= WHAT IS BEING ASKED =
Please copy the data shown below, word for word.

(Items from a data source)
:::::

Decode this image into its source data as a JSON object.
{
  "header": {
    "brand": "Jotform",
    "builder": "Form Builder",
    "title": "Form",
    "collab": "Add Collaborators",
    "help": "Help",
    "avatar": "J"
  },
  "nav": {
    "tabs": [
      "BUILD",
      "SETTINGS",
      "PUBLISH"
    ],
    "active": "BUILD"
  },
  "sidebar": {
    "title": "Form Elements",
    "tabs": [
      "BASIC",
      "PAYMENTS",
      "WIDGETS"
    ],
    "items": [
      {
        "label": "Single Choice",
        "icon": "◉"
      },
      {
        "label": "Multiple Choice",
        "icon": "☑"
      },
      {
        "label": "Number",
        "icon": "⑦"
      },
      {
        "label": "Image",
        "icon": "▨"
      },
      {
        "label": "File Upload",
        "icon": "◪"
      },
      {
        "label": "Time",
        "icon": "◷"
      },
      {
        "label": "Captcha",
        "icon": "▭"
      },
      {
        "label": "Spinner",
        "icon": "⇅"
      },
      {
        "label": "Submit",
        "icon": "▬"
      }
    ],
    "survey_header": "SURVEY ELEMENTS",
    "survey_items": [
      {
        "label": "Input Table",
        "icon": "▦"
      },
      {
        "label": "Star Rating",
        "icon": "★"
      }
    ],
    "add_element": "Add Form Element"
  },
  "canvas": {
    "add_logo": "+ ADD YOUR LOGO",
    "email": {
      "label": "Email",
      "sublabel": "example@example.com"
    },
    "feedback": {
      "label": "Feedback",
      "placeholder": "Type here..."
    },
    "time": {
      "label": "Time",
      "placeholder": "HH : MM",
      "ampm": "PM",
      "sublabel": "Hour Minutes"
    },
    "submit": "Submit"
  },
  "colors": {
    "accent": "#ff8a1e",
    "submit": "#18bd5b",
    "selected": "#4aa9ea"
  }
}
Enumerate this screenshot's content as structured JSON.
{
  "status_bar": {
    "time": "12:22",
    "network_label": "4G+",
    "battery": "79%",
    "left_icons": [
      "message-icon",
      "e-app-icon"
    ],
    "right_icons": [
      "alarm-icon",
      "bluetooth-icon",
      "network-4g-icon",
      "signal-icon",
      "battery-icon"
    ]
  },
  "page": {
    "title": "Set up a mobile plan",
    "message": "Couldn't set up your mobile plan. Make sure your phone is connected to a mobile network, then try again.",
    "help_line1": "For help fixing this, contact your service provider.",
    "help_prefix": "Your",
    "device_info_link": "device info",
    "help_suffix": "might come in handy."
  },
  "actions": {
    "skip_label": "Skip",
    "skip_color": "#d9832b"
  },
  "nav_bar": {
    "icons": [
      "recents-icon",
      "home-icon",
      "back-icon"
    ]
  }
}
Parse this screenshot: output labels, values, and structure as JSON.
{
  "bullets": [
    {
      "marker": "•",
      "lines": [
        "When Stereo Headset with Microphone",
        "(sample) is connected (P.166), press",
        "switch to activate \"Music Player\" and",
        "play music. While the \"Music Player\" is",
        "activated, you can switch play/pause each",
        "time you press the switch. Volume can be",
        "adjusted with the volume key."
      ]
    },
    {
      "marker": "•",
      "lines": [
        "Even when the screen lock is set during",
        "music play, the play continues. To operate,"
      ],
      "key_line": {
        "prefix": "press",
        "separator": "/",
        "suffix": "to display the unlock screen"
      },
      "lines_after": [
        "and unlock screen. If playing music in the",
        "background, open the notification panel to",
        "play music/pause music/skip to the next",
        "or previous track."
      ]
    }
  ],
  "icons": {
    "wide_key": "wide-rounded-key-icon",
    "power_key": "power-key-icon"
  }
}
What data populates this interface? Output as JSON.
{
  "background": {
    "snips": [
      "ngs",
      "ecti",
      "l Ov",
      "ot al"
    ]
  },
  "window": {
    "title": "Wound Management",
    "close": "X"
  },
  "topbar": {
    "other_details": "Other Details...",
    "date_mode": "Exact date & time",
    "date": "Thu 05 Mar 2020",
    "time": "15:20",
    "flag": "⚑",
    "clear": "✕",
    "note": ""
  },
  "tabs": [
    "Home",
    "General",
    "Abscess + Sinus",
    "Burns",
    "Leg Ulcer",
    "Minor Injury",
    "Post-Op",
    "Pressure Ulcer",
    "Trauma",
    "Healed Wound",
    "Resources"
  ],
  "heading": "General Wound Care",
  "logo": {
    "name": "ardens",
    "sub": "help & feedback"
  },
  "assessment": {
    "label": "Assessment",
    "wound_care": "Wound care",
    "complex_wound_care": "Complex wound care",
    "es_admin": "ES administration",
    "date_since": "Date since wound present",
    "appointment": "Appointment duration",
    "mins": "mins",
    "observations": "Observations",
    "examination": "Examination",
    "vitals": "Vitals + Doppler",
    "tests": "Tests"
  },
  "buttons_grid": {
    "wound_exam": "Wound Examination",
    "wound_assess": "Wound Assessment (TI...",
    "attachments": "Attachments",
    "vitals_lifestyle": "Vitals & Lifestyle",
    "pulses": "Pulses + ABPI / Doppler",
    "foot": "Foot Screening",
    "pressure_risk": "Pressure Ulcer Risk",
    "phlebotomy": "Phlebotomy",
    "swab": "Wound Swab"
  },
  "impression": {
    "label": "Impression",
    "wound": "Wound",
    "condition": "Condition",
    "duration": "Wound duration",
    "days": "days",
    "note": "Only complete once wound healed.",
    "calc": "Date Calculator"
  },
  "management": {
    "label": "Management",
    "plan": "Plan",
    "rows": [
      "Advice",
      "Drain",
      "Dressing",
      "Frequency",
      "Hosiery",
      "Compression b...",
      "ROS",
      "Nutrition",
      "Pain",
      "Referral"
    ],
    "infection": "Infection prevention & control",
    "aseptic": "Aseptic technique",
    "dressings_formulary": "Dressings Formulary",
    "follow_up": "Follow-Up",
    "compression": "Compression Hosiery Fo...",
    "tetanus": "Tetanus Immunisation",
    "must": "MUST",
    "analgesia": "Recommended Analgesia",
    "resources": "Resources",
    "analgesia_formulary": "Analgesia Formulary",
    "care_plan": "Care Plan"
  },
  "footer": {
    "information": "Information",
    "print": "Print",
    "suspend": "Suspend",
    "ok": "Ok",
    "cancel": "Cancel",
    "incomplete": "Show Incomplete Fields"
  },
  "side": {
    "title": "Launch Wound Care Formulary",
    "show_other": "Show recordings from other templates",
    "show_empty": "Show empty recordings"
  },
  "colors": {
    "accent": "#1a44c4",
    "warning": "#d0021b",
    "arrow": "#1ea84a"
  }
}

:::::

= RESPONSE BELOW =
Decode this image into its source data as a JSON object.
{
  "header": {
    "brand": "Jotform",
    "builder": "Form Builder",
    "title": "Form",
    "collab": "Add Collaborators",
    "help": "Help",
    "avatar": "J"
  },
  "nav": {
    "tabs": [
      "BUILD",
      "SETTINGS",
      "PUBLISH"
    ],
    "active": "BUILD"
  },
  "sidebar": {
    "title": "Form Elements",
    "tabs": [
      "BASIC",
      "PAYMENTS",
      "WIDGETS"
    ],
    "items": [
      {
        "label": "Single Choice",
        "icon": "◉"
      },
      {
        "label": "Multiple Choice",
        "icon": "☑"
      },
      {
        "label": "Number",
        "icon": "⑦"
      },
      {
        "label": "Image",
        "icon": "▨"
      },
      {
        "label": "File Upload",
        "icon": "◪"
      },
      {
        "label": "Time",
        "icon": "◷"
      },
      {
        "label": "Captcha",
        "icon": "▭"
      },
      {
        "label": "Spinner",
        "icon": "⇅"
      },
      {
        "label": "Submit",
        "icon": "▬"
      }
    ],
    "survey_header": "SURVEY ELEMENTS",
    "survey_items": [
      {
        "label": "Input Table",
        "icon": "▦"
      },
      {
        "label": "Star Rating",
        "icon": "★"
      }
    ],
    "add_element": "Add Form Element"
  },
  "canvas": {
    "add_logo": "+ ADD YOUR LOGO",
    "email": {
      "label": "Email",
      "sublabel": "example@example.com"
    },
    "feedback": {
      "label": "Feedback",
      "placeholder": "Type here..."
    },
    "time": {
      "label": "Time",
      "placeholder": "HH : MM",
      "ampm": "PM",
      "sublabel": "Hour Minutes"
    },
    "submit": "Submit"
  },
  "colors": {
    "accent": "#ff8a1e",
    "submit": "#18bd5b",
    "selected": "#4aa9ea"
  }
}
Enumerate this screenshot's content as structured JSON.
{
  "status_bar": {
    "time": "12:22",
    "network_label": "4G+",
    "battery": "79%",
    "left_icons": [
      "message-icon",
      "e-app-icon"
    ],
    "right_icons": [
      "alarm-icon",
      "bluetooth-icon",
      "network-4g-icon",
      "signal-icon",
      "battery-icon"
    ]
  },
  "page": {
    "title": "Set up a mobile plan",
    "message": "Couldn't set up your mobile plan. Make sure your phone is connected to a mobile network, then try again.",
    "help_line1": "For help fixing this, contact your service provider.",
    "help_prefix": "Your",
    "device_info_link": "device info",
    "help_suffix": "might come in handy."
  },
  "actions": {
    "skip_label": "Skip",
    "skip_color": "#d9832b"
  },
  "nav_bar": {
    "icons": [
      "recents-icon",
      "home-icon",
      "back-icon"
    ]
  }
}
Parse this screenshot: output labels, values, and structure as JSON.
{
  "bullets": [
    {
      "marker": "•",
      "lines": [
        "When Stereo Headset with Microphone",
        "(sample) is connected (P.166), press",
        "switch to activate \"Music Player\" and",
        "play music. While the \"Music Player\" is",
        "activated, you can switch play/pause each",
        "time you press the switch. Volume can be",
        "adjusted with the volume key."
      ]
    },
    {
      "marker": "•",
      "lines": [
        "Even when the screen lock is set during",
        "music play, the play continues. To operate,"
      ],
      "key_line": {
        "prefix": "press",
        "separator": "/",
        "suffix": "to display the unlock screen"
      },
      "lines_after": [
        "and unlock screen. If playing music in the",
        "background, open the notification panel to",
        "play music/pause music/skip to the next",
        "or previous track."
      ]
    }
  ],
  "icons": {
    "wide_key": "wide-rounded-key-icon",
    "power_key": "power-key-icon"
  }
}
What data populates this interface? Output as JSON.
{
  "background": {
    "snips": [
      "ngs",
      "ecti",
      "l Ov",
      "ot al"
    ]
  },
  "window": {
    "title": "Wound Management",
    "close": "X"
  },
  "topbar": {
    "other_details": "Other Details...",
    "date_mode": "Exact date & time",
    "date": "Thu 05 Mar 2020",
    "time": "15:20",
    "flag": "⚑",
    "clear": "✕",
    "note": ""
  },
  "tabs": [
    "Home",
    "General",
    "Abscess + Sinus",
    "Burns",
    "Leg Ulcer",
    "Minor Injury",
    "Post-Op",
    "Pressure Ulcer",
    "Trauma",
    "Healed Wound",
    "Resources"
  ],
  "heading": "General Wound Care",
  "logo": {
    "name": "ardens",
    "sub": "help & feedback"
  },
  "assessment": {
    "label": "Assessment",
    "wound_care": "Wound care",
    "complex_wound_care": "Complex wound care",
    "es_admin": "ES administration",
    "date_since": "Date since wound present",
    "appointment": "Appointment duration",
    "mins": "mins",
    "observations": "Observations",
    "examination": "Examination",
    "vitals": "Vitals + Doppler",
    "tests": "Tests"
  },
  "buttons_grid": {
    "wound_exam": "Wound Examination",
    "wound_assess": "Wound Assessment (TI...",
    "attachments": "Attachments",
    "vitals_lifestyle": "Vitals & Lifestyle",
    "pulses": "Pulses + ABPI / Doppler",
    "foot": "Foot Screening",
    "pressure_risk": "Pressure Ulcer Risk",
    "phlebotomy": "Phlebotomy",
    "swab": "Wound Swab"
  },
  "impression": {
    "label": "Impression",
    "wound": "Wound",
    "condition": "Condition",
    "duration": "Wound duration",
    "days": "days",
    "note": "Only complete once wound healed.",
    "calc": "Date Calculator"
  },
  "management": {
    "label": "Management",
    "plan": "Plan",
    "rows": [
      "Advice",
      "Drain",
      "Dressing",
      "Frequency",
      "Hosiery",
      "Compression b...",
      "ROS",
      "Nutrition",
      "Pain",
      "Referral"
    ],
    "infection": "Infection prevention & control",
    "aseptic": "Aseptic technique",
    "dressings_formulary": "Dressings Formulary",
    "follow_up": "Follow-Up",
    "compression": "Compression Hosiery Fo...",
    "tetanus": "Tetanus Immunisation",
    "must": "MUST",
    "analgesia": "Recommended Analgesia",
    "resources": "Resources",
    "analgesia_formulary": "Analgesia Formulary",
    "care_plan": "Care Plan"
  },
  "footer": {
    "information": "Information",
    "print": "Print",
    "suspend": "Suspend",
    "ok": "Ok",
    "cancel": "Cancel",
    "incomplete": "Show Incomplete Fields"
  },
  "side": {
    "title": "Launch Wound Care Formulary",
    "show_other": "Show recordings from other templates",
    "show_empty": "Show empty recordings"
  },
  "colors": {
    "accent": "#1a44c4",
    "warning": "#d0021b",
    "arrow": "#1ea84a"
  }
}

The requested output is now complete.